■ **DIRECTIONS FOR THIS TASK**
Scan the material for the string "address" and copy out every line in which it occurs.

====== DATASET

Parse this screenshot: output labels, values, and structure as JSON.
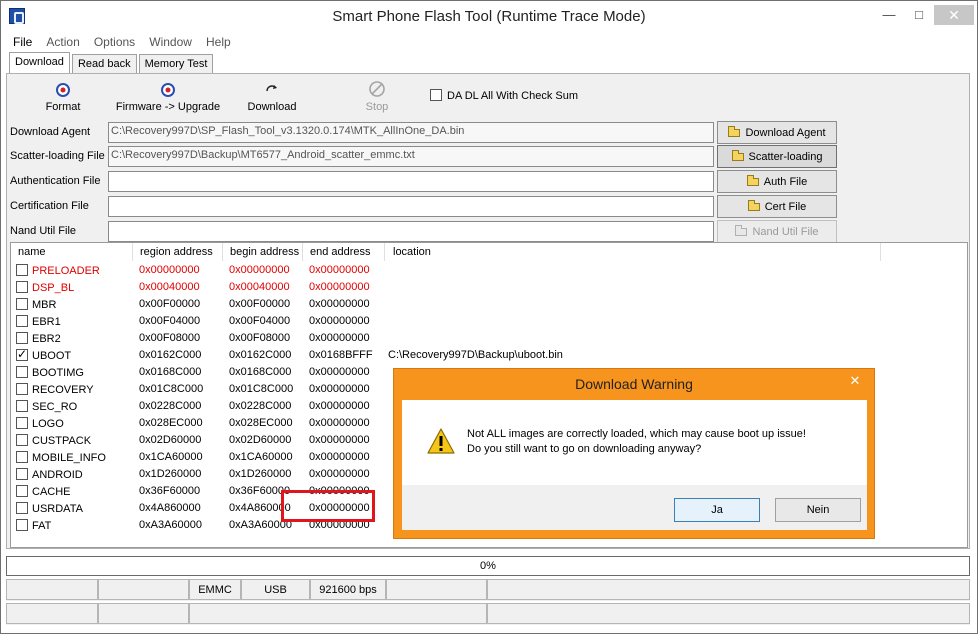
{
  "window": {
    "title": "Smart Phone Flash Tool (Runtime Trace Mode)",
    "min_glyph": "—",
    "max_glyph": "□",
    "close_glyph": "✕"
  },
  "menu": [
    "File",
    "Action",
    "Options",
    "Window",
    "Help"
  ],
  "tabs": [
    "Download",
    "Read back",
    "Memory Test"
  ],
  "toolbar": {
    "format": "Format",
    "firmware_upgrade": "Firmware -> Upgrade",
    "download": "Download",
    "stop": "Stop",
    "checksum_label": "DA DL All With Check Sum"
  },
  "files": {
    "download_agent": {
      "label": "Download Agent",
      "value": "C:\\Recovery997D\\SP_Flash_Tool_v3.1320.0.174\\MTK_AllInOne_DA.bin",
      "button": "Download Agent"
    },
    "scatter": {
      "label": "Scatter-loading File",
      "value": "C:\\Recovery997D\\Backup\\MT6577_Android_scatter_emmc.txt",
      "button": "Scatter-loading"
    },
    "auth": {
      "label": "Authentication File",
      "value": "",
      "button": "Auth File"
    },
    "cert": {
      "label": "Certification File",
      "value": "",
      "button": "Cert File"
    },
    "nand": {
      "label": "Nand Util File",
      "value": "",
      "button": "Nand Util File"
    }
  },
  "table": {
    "headers": [
      "name",
      "region address",
      "begin address",
      "end address",
      "location"
    ],
    "rows": [
      {
        "name": "PRELOADER",
        "region": "0x00000000",
        "begin": "0x00000000",
        "end": "0x00000000",
        "location": ""
      },
      {
        "name": "DSP_BL",
        "region": "0x00040000",
        "begin": "0x00040000",
        "end": "0x00000000",
        "location": ""
      },
      {
        "name": "MBR",
        "region": "0x00F00000",
        "begin": "0x00F00000",
        "end": "0x00000000",
        "location": ""
      },
      {
        "name": "EBR1",
        "region": "0x00F04000",
        "begin": "0x00F04000",
        "end": "0x00000000",
        "location": ""
      },
      {
        "name": "EBR2",
        "region": "0x00F08000",
        "begin": "0x00F08000",
        "end": "0x00000000",
        "location": ""
      },
      {
        "name": "UBOOT",
        "region": "0x0162C000",
        "begin": "0x0162C000",
        "end": "0x0168BFFF",
        "location": "C:\\Recovery997D\\Backup\\uboot.bin"
      },
      {
        "name": "BOOTIMG",
        "region": "0x0168C000",
        "begin": "0x0168C000",
        "end": "0x00000000",
        "location": ""
      },
      {
        "name": "RECOVERY",
        "region": "0x01C8C000",
        "begin": "0x01C8C000",
        "end": "0x00000000",
        "location": ""
      },
      {
        "name": "SEC_RO",
        "region": "0x0228C000",
        "begin": "0x0228C000",
        "end": "0x00000000",
        "location": ""
      },
      {
        "name": "LOGO",
        "region": "0x028EC000",
        "begin": "0x028EC000",
        "end": "0x00000000",
        "location": ""
      },
      {
        "name": "CUSTPACK",
        "region": "0x02D60000",
        "begin": "0x02D60000",
        "end": "0x00000000",
        "location": ""
      },
      {
        "name": "MOBILE_INFO",
        "region": "0x1CA60000",
        "begin": "0x1CA60000",
        "end": "0x00000000",
        "location": ""
      },
      {
        "name": "ANDROID",
        "region": "0x1D260000",
        "begin": "0x1D260000",
        "end": "0x00000000",
        "location": ""
      },
      {
        "name": "CACHE",
        "region": "0x36F60000",
        "begin": "0x36F60000",
        "end": "0x00000000",
        "location": ""
      },
      {
        "name": "USRDATA",
        "region": "0x4A860000",
        "begin": "0x4A860000",
        "end": "0x00000000",
        "location": ""
      },
      {
        "name": "FAT",
        "region": "0xA3A60000",
        "begin": "0xA3A60000",
        "end": "0x00000000",
        "location": ""
      }
    ],
    "red_rows": [
      "PRELOADER",
      "DSP_BL"
    ],
    "checked_rows": [
      "UBOOT"
    ]
  },
  "progress": {
    "text": "0%",
    "fraction": 0
  },
  "status": {
    "storage": "EMMC",
    "interface": "USB",
    "baud": "921600 bps"
  },
  "dialog": {
    "title": "Download Warning",
    "close_glyph": "✕",
    "line1": "Not ALL images are correctly loaded, which may cause boot up issue!",
    "line2": "Do you still want to go on downloading anyway?",
    "yes": "Ja",
    "no": "Nein"
  },
  "colors": {
    "dialog_frame": "#f7941d",
    "red_text": "#e00000",
    "highlight": "#e0161c",
    "progress": "#06b025"
  }
}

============

■ **WRITTEN ANSWER**
      "region address",
      "begin address",
      "end address",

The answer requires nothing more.